Records contained in a dataset

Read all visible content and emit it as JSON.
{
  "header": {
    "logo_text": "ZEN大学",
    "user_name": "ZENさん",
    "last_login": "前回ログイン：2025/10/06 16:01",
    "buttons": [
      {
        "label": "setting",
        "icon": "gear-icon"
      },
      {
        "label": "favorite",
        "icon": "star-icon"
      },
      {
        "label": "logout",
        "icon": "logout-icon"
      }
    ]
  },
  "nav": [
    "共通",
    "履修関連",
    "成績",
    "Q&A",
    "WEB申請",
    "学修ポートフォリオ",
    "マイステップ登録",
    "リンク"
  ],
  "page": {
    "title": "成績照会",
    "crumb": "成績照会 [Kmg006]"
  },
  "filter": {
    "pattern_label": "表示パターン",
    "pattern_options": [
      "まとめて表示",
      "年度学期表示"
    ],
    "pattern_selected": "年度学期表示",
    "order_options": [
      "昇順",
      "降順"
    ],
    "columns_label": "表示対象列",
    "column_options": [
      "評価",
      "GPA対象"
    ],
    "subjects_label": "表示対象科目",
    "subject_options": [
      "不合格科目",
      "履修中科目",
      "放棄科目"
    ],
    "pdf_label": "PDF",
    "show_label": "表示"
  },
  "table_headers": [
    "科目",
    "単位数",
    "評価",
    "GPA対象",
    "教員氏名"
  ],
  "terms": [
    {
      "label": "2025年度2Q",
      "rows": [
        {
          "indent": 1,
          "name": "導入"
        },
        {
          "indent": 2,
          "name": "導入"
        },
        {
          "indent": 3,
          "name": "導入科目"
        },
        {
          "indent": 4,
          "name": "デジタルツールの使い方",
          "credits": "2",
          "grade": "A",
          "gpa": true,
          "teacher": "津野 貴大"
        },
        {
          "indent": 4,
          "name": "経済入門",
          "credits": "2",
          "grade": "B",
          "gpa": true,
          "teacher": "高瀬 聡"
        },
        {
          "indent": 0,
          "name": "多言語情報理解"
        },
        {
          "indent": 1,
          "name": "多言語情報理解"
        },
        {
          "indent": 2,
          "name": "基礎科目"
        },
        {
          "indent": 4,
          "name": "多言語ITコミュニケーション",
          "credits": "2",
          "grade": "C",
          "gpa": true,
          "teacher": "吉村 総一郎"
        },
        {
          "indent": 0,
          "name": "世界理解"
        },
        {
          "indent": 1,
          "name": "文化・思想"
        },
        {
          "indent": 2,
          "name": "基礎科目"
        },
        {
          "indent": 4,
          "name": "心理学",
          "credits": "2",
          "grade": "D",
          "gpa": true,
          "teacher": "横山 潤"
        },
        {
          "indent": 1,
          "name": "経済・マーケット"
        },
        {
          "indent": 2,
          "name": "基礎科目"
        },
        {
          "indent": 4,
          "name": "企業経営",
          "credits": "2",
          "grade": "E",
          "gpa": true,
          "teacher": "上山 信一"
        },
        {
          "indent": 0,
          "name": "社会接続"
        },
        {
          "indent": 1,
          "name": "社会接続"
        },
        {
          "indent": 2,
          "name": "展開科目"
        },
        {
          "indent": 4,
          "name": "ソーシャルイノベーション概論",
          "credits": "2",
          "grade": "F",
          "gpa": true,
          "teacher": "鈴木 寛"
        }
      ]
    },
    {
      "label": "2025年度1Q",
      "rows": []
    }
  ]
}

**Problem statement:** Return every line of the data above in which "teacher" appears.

**Exercise solution:**
          "teacher": "津野 貴大"
          "teacher": "高瀬 聡"
          "teacher": "吉村 総一郎"
          "teacher": "横山 潤"
          "teacher": "上山 信一"
          "teacher": "鈴木 寛"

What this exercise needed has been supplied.